    Matsuo S. Editorial: Regadenoson: An adenosine A2A receptor agonist for pharmacological myocardial perfusion imaging. J Cardiol Cases. 2014;10(2):46-7. doi: 10.1016/j.jccase.2014.03.004. [PubMed: 30546502]. [PubMed Central: PMC6281723].

  • 24.

    Mustafa SJ, Morrison RR, Teng B, Pelleg A. Adenosine receptors and the heart: role in regulation of coronary blood flow and cardiac electrophysiology. Handb Exp Pharmacol. 2009;(193):161-88. doi: 10.1007/978-3-540-89615-9_6. [PubMed: 19639282]. [PubMed Central: PMC2913612].

  • 25.

    Chimura M, Ohtani T, Sera F, Nakamoto K, Konishi S, Miyawaki H, et al. Focal severe decrease in myocardial technetium-99 m sestamibi uptake indicates ventricular irreversibility in patients with dilated cardiomyopathy. Ann Nucl Med. 2021;35(8):881-8. doi: 10.1007/s12149-021-01625-4. [PubMed: 34003458].

  • 26.

    Yamanaka M, Takao S, Otsuka H, Yoichi O, Irahara S, Kunikane Y, et al. The Utility of a Combination of 99mTc-MIBI Washout Imaging and Cardiac Magnetic Resonance Imaging in the Evaluation of Cardiomyopathy. Ann Nucl Cardiol. 2021;7(1):8-16. doi: 10.17996/anc.21-00124.

  • 27.

    Desiderio MC, Lundbye JB, Baker WL, Farrell MB, Jerome SD, Heller GV. Current Status of Patient Radiation Exposure of Cardiac Positron Emission Tomography and Single-Photon Emission Computed Tomographic Myocardial Perfusion Imaging. Circ Cardiovasc Imaging. 2018;11(12). e007565. doi: 10.1161/CIRCIMAGING.118.007565. [PubMed: 30558499].

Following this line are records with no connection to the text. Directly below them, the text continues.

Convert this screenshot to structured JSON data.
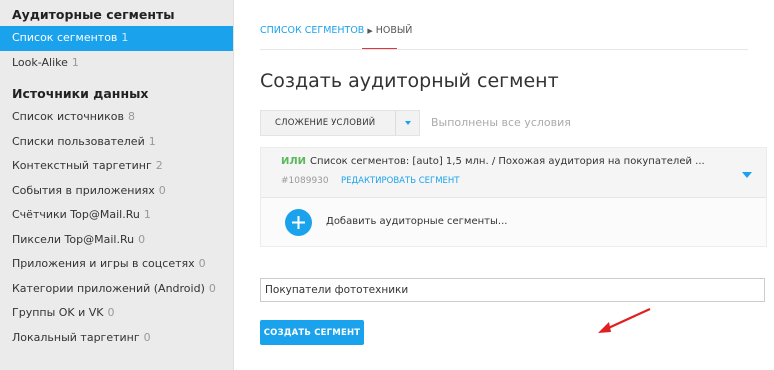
{
  "sidebar": {
    "section1_title": "Аудиторные сегменты",
    "section1_items": [
      {
        "label": "Список сегментов",
        "count": "1",
        "active": true
      },
      {
        "label": "Look-Alike",
        "count": "1"
      }
    ],
    "section2_title": "Источники данных",
    "section2_items": [
      {
        "label": "Список источников",
        "count": "8"
      },
      {
        "label": "Списки пользователей",
        "count": "1"
      },
      {
        "label": "Контекстный таргетинг",
        "count": "2"
      },
      {
        "label": "События в приложениях",
        "count": "0"
      },
      {
        "label": "Счётчики Top@Mail.Ru",
        "count": "1"
      },
      {
        "label": "Пиксели Top@Mail.Ru",
        "count": "0"
      },
      {
        "label": "Приложения и игры в соцсетях",
        "count": "0"
      },
      {
        "label": "Категории приложений (Android)",
        "count": "0"
      },
      {
        "label": "Группы OK и VK",
        "count": "0"
      },
      {
        "label": "Локальный таргетинг",
        "count": "0"
      }
    ]
  },
  "breadcrumb": {
    "parent": "СПИСОК СЕГМЕНТОВ",
    "current": "НОВЫЙ"
  },
  "page_title": "Создать аудиторный сегмент",
  "condition_select": {
    "value": "СЛОЖЕНИЕ УСЛОВИЙ",
    "hint": "Выполнены все условия"
  },
  "segment": {
    "operator": "ИЛИ",
    "description": "Список сегментов: [auto] 1,5 млн. / Похожая аудитория на покупателей ...",
    "id": "#1089930",
    "edit_label": "РЕДАКТИРОВАТЬ СЕГМЕНТ"
  },
  "add_segments_label": "Добавить аудиторные сегменты...",
  "name_input": {
    "value": "Покупатели фототехники"
  },
  "create_button_label": "СОЗДАТЬ СЕГМЕНТ",
  "colors": {
    "accent": "#1aa3ec",
    "or_green": "#5cb85c",
    "annotation_red": "#e02020",
    "tab_underline": "#e6343f"
  }
}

Copyright © 2022, Author(s). This is an open-access article distributed under the terms of the Creative Commons Attribution-NonCommercial 4.0 International License (http://creativecommons.org/licenses/by-nc/4.0/) which permits copy and redistribute the material just in noncommercial usages, provided the original work is properly cited.